(Einhorn, 1992, p. 25)

(Einhorn 25)


1. Lois J. Einhorn, Abraham Lincoln, the Orator: Penetrating the Lincoln Legend (Westport, CT: Greenwood Press, 1992), 25,

Cited article

Downloading Data from the Web


Text size Smaller Larger
Search within

Search within this article

Look up

Look up a word

  • Dictionary
  • Thesaurus
Please submit a word or phrase above.
Print this page

Print this page

Why can't I print more than one page at a time?

While we understand printed pages are helpful to our users, this limitation is necessary to help protect our publishers' copyrighted material and prevent its unlawful distribution. We are sorry for any inconvenience.
Full screen

matching results for page

Cited passage

Citations are available only to our active members.
Sign up now to cite pages or passages in MLA, APA and Chicago citation styles.

"Portraying himself as an honest, ordinary person helped Lincoln identify with his audiences." (Einhorn, 1992, p. 25).

"Portraying himself as an honest, ordinary person helped Lincoln identify with his audiences." (Einhorn 25)

"Portraying himself as an honest, ordinary person helped Lincoln identify with his audiences."1

1. Lois J. Einhorn, Abraham Lincoln, the Orator: Penetrating the Lincoln Legend (Westport, CT: Greenwood Press, 1992), 25,

Cited passage

Welcome to the new Questia Reader

The Questia Reader has been updated to provide you with an even better online reading experience.  It is now 100% Responsive, which means you can read our books and articles on any sized device you wish.  All of your favorite tools like notes, highlights, and citations are still here, but the way you select text has been updated to be easier to use, especially on touchscreen devices.  Here's how:

1. Click or tap the first word you want to select.
2. Click or tap the last word you want to select.

OK, got it!

Thanks for trying Questia!

Please continue trying out our research tools, but please note, full functionality is available only to our active members.

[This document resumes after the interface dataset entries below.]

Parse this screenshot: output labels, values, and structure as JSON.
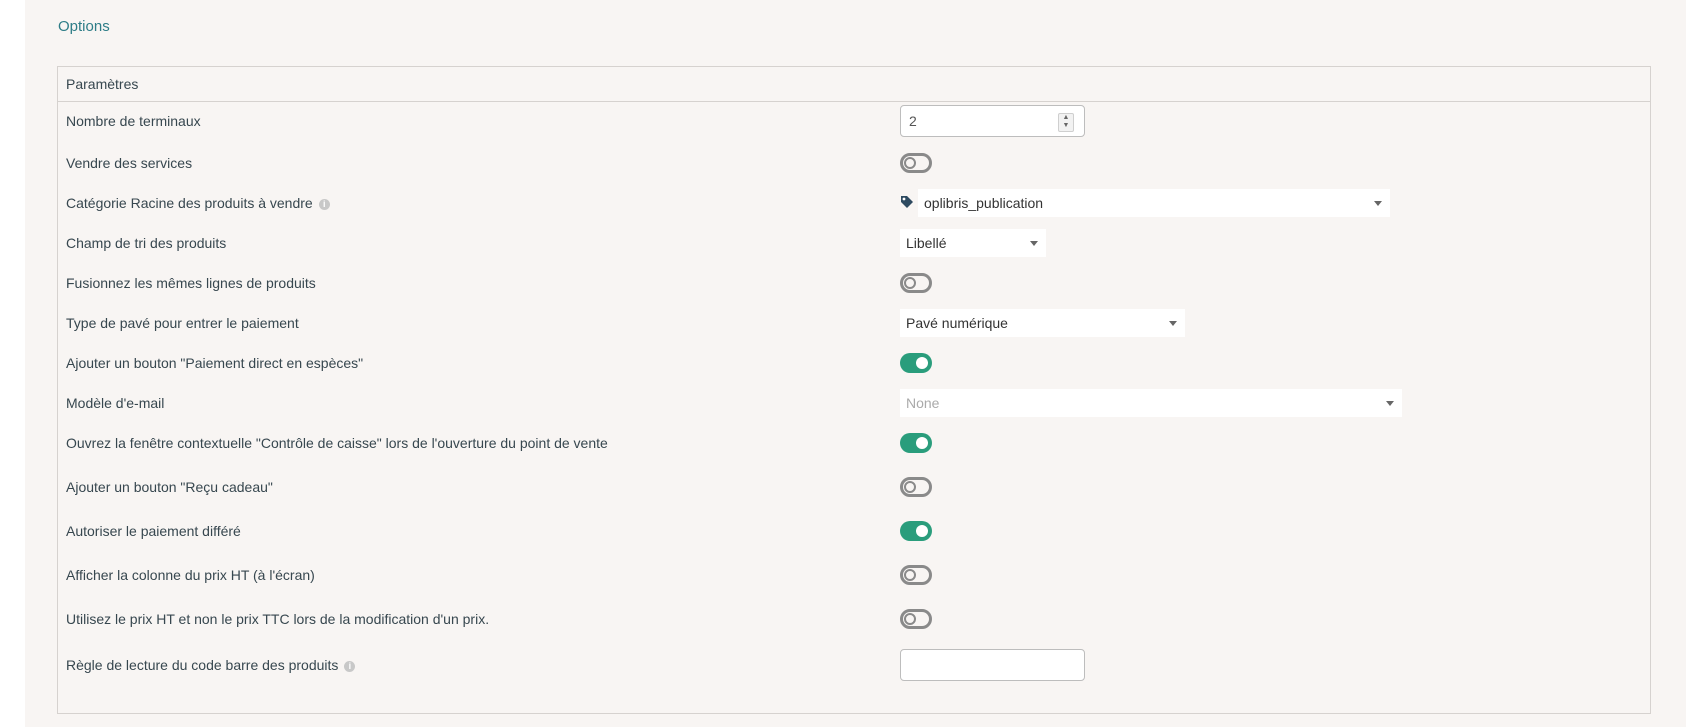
{
  "header": {
    "options_label": "Options"
  },
  "panel": {
    "title": "Paramètres",
    "rows": {
      "terminals": {
        "label": "Nombre de terminaux",
        "value": "2"
      },
      "sell_services": {
        "label": "Vendre des services",
        "checked": false
      },
      "root_category": {
        "label": "Catégorie Racine des produits à vendre",
        "value": "oplibris_publication",
        "icon": "tag-icon",
        "info_icon": "i"
      },
      "sort_field": {
        "label": "Champ de tri des produits",
        "value": "Libellé"
      },
      "merge_lines": {
        "label": "Fusionnez les mêmes lignes de produits",
        "checked": false
      },
      "payment_pad": {
        "label": "Type de pavé pour entrer le paiement",
        "value": "Pavé numérique"
      },
      "direct_cash": {
        "label": "Ajouter un bouton \"Paiement direct en espèces\"",
        "checked": true
      },
      "email_template": {
        "label": "Modèle d'e-mail",
        "value": "None"
      },
      "cash_control": {
        "label": "Ouvrez la fenêtre contextuelle \"Contrôle de caisse\" lors de l'ouverture du point de vente",
        "checked": true
      },
      "gift_receipt": {
        "label": "Ajouter un bouton \"Reçu cadeau\"",
        "checked": false
      },
      "deferred_payment": {
        "label": "Autoriser le paiement différé",
        "checked": true
      },
      "show_ht_column": {
        "label": "Afficher la colonne du prix HT (à l'écran)",
        "checked": false
      },
      "use_ht_price": {
        "label": "Utilisez le prix HT et non le prix TTC lors de la modification d'un prix.",
        "checked": false
      },
      "barcode_rule": {
        "label": "Règle de lecture du code barre des produits",
        "value": "",
        "info_icon": "i"
      }
    }
  },
  "colors": {
    "accent": "#2a9d7c",
    "link": "#2e7d87",
    "background": "#f8f5f3"
  }
}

Your work will be lost once you leave this Web page.

For full access in an ad-free environment, sign up now for a FREE, 1-day trial.

Already a member? Log in now.